INPUT RECORDS:
↓↓↓

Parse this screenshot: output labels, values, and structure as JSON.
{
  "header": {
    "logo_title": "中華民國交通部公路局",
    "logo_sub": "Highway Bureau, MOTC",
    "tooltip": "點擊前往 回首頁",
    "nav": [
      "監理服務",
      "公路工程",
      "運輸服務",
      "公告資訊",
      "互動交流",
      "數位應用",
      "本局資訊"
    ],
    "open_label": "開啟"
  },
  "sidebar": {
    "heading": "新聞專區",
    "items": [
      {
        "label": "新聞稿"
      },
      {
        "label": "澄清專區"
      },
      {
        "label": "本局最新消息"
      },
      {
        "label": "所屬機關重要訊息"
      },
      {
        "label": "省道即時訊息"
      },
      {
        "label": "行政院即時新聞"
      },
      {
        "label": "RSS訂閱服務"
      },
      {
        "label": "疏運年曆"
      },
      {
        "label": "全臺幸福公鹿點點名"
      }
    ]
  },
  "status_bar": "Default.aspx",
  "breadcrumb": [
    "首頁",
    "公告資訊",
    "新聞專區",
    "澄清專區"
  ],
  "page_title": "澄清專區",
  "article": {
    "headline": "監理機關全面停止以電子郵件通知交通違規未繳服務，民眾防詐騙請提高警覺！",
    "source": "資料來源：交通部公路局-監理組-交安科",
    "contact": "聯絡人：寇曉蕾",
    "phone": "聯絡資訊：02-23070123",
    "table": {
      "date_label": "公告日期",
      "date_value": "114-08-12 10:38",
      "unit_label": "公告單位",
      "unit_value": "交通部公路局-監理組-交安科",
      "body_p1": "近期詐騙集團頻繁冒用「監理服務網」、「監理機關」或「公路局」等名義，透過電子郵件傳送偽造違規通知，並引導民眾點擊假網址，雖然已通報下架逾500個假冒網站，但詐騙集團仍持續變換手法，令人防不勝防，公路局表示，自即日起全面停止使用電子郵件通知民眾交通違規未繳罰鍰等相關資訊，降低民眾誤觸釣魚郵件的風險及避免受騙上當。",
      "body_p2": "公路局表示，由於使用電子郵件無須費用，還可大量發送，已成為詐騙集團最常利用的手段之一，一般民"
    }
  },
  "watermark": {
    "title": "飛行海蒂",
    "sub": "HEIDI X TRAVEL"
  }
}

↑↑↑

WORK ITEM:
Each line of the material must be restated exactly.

RESPONSE FOR THIS EXERCISE:
Parse this screenshot: output labels, values, and structure as JSON.
{
  "header": {
    "logo_title": "中華民國交通部公路局",
    "logo_sub": "Highway Bureau, MOTC",
    "tooltip": "點擊前往 回首頁",
    "nav": [
      "監理服務",
      "公路工程",
      "運輸服務",
      "公告資訊",
      "互動交流",
      "數位應用",
      "本局資訊"
    ],
    "open_label": "開啟"
  },
  "sidebar": {
    "heading": "新聞專區",
    "items": [
      {
        "label": "新聞稿"
      },
      {
        "label": "澄清專區"
      },
      {
        "label": "本局最新消息"
      },
      {
        "label": "所屬機關重要訊息"
      },
      {
        "label": "省道即時訊息"
      },
      {
        "label": "行政院即時新聞"
      },
      {
        "label": "RSS訂閱服務"
      },
      {
        "label": "疏運年曆"
      },
      {
        "label": "全臺幸福公鹿點點名"
      }
    ]
  },
  "status_bar": "Default.aspx",
  "breadcrumb": [
    "首頁",
    "公告資訊",
    "新聞專區",
    "澄清專區"
  ],
  "page_title": "澄清專區",
  "article": {
    "headline": "監理機關全面停止以電子郵件通知交通違規未繳服務，民眾防詐騙請提高警覺！",
    "source": "資料來源：交通部公路局-監理組-交安科",
    "contact": "聯絡人：寇曉蕾",
    "phone": "聯絡資訊：02-23070123",
    "table": {
      "date_label": "公告日期",
      "date_value": "114-08-12 10:38",
      "unit_label": "公告單位",
      "unit_value": "交通部公路局-監理組-交安科",
      "body_p1": "近期詐騙集團頻繁冒用「監理服務網」、「監理機關」或「公路局」等名義，透過電子郵件傳送偽造違規通知，並引導民眾點擊假網址，雖然已通報下架逾500個假冒網站，但詐騙集團仍持續變換手法，令人防不勝防，公路局表示，自即日起全面停止使用電子郵件通知民眾交通違規未繳罰鍰等相關資訊，降低民眾誤觸釣魚郵件的風險及避免受騙上當。",
      "body_p2": "公路局表示，由於使用電子郵件無須費用，還可大量發送，已成為詐騙集團最常利用的手段之一，一般民"
    }
  },
  "watermark": {
    "title": "飛行海蒂",
    "sub": "HEIDI X TRAVEL"
  }
}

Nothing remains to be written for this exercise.